* Problem description
Only the lines that contain the string "count" belong in the answer; pull them from the records.

* Dataset content
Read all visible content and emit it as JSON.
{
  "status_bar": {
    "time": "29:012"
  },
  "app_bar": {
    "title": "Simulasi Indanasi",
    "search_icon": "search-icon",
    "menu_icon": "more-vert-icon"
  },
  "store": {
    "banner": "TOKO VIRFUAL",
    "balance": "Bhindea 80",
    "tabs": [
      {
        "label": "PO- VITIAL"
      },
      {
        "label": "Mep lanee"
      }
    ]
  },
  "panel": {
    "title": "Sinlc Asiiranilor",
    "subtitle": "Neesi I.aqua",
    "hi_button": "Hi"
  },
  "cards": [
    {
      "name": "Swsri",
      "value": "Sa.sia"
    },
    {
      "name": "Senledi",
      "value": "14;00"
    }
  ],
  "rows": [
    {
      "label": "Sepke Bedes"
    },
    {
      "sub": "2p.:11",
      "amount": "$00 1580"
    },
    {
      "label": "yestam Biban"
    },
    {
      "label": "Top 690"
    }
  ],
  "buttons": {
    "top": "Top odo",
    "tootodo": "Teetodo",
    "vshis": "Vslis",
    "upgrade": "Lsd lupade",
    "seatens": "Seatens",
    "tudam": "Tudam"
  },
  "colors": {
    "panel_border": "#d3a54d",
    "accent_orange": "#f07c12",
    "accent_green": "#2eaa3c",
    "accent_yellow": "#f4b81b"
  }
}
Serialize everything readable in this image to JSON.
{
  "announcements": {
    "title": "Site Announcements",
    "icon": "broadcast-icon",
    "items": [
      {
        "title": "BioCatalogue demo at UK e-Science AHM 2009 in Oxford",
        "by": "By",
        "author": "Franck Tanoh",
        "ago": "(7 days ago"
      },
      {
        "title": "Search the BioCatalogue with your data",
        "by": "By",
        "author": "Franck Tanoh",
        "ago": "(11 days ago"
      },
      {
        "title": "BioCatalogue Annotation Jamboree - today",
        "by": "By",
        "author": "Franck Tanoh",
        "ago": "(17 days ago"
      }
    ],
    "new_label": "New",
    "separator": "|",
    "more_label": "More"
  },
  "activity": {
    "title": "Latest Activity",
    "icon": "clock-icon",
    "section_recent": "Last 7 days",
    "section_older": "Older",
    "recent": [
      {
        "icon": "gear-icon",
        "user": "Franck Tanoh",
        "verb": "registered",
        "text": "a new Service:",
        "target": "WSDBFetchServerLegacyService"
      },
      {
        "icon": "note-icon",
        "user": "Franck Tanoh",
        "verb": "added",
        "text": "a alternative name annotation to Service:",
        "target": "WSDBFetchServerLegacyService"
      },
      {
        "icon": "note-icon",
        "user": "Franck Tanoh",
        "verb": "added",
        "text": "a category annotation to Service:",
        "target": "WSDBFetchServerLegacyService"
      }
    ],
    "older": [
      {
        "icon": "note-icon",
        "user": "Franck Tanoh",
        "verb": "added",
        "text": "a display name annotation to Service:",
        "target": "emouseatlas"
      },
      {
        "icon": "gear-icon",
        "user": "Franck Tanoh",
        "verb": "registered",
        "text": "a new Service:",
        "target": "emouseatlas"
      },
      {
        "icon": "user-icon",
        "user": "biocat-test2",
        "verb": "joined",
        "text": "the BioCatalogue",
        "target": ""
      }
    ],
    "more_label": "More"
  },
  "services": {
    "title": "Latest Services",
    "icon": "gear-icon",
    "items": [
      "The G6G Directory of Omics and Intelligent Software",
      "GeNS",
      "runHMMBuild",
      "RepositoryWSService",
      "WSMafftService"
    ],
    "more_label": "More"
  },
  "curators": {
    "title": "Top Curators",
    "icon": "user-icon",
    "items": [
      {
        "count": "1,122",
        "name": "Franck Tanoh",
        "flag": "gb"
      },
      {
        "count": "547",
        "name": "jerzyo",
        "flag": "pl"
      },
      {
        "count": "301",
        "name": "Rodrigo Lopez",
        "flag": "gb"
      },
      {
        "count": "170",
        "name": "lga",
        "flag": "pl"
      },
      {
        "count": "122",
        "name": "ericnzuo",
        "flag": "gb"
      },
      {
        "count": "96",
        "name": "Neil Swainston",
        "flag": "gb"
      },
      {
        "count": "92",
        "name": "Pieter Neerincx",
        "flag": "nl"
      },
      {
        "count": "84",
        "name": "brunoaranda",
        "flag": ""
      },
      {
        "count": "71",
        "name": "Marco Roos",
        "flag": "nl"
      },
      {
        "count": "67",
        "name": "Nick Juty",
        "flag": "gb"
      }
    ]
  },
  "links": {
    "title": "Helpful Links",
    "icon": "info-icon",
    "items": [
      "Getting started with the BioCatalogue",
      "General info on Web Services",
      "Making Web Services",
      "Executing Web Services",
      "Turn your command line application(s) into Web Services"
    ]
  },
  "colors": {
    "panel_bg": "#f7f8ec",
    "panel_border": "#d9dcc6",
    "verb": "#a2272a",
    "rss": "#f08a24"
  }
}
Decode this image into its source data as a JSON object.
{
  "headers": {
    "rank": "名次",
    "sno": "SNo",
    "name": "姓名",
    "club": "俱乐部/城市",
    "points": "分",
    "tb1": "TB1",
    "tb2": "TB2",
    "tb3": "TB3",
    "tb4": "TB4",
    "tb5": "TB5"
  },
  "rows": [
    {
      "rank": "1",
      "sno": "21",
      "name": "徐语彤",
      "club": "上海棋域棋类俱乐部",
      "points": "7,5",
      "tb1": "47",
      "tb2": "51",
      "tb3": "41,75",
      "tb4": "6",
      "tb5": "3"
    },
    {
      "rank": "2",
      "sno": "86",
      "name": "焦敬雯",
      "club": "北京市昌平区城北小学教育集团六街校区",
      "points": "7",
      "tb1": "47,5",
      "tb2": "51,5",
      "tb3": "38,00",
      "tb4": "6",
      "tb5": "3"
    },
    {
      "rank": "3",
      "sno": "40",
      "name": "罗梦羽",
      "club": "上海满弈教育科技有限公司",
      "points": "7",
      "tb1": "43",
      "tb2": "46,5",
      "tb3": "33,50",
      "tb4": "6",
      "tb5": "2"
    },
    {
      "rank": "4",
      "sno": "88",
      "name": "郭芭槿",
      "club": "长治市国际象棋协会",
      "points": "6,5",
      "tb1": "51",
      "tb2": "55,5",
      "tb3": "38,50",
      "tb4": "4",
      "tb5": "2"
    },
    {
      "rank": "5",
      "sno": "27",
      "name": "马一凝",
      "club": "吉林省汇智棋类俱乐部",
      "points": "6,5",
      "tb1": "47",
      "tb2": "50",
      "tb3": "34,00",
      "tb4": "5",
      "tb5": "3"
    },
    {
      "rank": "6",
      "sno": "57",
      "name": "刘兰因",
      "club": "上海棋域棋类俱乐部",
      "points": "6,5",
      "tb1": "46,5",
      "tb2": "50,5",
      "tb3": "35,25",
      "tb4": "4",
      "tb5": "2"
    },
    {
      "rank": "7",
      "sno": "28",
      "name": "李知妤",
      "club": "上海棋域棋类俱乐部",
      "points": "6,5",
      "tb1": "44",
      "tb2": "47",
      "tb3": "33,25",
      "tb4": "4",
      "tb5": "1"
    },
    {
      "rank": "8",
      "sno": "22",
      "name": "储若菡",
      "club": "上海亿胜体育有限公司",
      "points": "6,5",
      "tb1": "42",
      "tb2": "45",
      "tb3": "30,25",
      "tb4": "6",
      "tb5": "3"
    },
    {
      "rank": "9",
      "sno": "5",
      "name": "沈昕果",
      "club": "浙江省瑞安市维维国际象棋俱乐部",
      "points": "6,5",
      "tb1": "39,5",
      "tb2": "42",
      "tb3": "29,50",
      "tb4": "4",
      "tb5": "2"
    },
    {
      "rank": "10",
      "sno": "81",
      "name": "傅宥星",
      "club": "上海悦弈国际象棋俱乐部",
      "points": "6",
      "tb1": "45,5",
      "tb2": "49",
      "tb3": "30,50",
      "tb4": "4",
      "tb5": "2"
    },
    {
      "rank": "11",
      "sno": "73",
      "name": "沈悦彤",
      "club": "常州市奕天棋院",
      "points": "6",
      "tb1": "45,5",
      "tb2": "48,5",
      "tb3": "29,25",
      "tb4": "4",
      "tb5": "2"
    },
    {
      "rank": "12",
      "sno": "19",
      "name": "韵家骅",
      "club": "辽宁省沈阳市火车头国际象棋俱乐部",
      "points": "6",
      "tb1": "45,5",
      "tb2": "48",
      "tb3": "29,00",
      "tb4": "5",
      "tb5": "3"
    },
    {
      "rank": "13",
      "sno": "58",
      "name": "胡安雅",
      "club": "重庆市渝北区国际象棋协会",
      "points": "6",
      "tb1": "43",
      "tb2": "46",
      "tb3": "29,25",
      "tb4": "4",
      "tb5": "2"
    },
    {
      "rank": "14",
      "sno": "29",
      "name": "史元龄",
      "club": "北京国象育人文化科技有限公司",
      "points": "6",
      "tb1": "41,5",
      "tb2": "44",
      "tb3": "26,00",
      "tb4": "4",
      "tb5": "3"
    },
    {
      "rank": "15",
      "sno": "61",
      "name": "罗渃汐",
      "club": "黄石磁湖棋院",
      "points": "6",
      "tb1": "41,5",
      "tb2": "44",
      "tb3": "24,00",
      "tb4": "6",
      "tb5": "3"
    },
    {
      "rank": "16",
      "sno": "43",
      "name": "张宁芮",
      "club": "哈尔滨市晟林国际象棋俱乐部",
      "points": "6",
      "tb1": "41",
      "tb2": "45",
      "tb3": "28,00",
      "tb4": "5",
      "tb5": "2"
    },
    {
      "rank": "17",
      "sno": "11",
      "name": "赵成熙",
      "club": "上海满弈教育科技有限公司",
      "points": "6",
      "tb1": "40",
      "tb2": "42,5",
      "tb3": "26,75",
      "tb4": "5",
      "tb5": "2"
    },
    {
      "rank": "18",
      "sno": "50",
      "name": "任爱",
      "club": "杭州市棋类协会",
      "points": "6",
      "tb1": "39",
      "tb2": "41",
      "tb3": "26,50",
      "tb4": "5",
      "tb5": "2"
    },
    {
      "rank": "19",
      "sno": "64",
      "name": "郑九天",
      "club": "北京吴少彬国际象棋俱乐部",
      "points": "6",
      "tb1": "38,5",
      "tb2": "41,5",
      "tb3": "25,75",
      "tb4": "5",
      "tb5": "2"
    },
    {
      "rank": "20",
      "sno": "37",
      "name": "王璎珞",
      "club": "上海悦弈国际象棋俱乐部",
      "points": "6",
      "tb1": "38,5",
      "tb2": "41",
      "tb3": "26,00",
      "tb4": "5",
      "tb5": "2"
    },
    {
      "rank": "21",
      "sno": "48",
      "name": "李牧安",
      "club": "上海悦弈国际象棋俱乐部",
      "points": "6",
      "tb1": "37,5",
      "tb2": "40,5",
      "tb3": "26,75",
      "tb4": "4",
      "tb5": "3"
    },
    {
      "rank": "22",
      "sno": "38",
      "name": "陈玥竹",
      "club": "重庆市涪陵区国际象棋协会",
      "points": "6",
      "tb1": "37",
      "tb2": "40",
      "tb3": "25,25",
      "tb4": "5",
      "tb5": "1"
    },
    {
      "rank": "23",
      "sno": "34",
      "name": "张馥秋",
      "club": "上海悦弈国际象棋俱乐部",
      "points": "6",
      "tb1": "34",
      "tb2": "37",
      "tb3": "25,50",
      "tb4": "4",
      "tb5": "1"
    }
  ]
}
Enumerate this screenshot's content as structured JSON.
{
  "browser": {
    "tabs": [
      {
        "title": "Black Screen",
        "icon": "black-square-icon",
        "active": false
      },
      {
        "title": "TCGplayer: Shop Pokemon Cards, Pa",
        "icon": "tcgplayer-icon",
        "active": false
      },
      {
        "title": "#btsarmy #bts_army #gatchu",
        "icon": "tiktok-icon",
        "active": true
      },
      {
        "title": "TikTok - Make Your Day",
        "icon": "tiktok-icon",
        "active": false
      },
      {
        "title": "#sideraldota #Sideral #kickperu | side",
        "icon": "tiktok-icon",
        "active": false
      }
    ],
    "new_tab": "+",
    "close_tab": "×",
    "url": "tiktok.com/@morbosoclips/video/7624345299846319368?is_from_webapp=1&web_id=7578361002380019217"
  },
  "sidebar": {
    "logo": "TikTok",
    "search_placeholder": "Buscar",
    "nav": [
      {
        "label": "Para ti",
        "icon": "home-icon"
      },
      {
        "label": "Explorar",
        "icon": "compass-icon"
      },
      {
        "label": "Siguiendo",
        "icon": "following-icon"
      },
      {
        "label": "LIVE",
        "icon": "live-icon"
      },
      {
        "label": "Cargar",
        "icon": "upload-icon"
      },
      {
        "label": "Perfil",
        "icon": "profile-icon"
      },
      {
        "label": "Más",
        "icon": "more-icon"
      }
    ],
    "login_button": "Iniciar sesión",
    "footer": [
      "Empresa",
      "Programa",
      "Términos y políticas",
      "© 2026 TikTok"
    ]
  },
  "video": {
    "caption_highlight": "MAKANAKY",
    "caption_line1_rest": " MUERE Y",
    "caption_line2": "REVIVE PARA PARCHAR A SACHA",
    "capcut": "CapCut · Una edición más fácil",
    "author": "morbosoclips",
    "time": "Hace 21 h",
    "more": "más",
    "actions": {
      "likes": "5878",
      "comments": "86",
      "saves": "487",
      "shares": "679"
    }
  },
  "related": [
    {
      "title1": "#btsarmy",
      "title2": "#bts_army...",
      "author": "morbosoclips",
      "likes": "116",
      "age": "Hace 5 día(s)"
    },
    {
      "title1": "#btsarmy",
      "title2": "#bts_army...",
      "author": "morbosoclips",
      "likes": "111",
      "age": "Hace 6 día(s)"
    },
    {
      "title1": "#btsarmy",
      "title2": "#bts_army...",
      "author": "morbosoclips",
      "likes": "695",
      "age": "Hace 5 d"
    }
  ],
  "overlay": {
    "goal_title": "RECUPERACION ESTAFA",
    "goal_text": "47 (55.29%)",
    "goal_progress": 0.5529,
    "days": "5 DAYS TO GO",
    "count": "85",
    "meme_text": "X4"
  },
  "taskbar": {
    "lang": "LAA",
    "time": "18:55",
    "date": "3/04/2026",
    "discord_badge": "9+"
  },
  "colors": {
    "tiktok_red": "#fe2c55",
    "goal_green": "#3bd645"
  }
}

* Your solution
        "count": "1,122",
        "count": "547",
        "count": "301",
        "count": "170",
        "count": "122",
        "count": "96",
        "count": "92",
        "count": "84",
        "count": "71",
        "count": "67",
    "count": "85",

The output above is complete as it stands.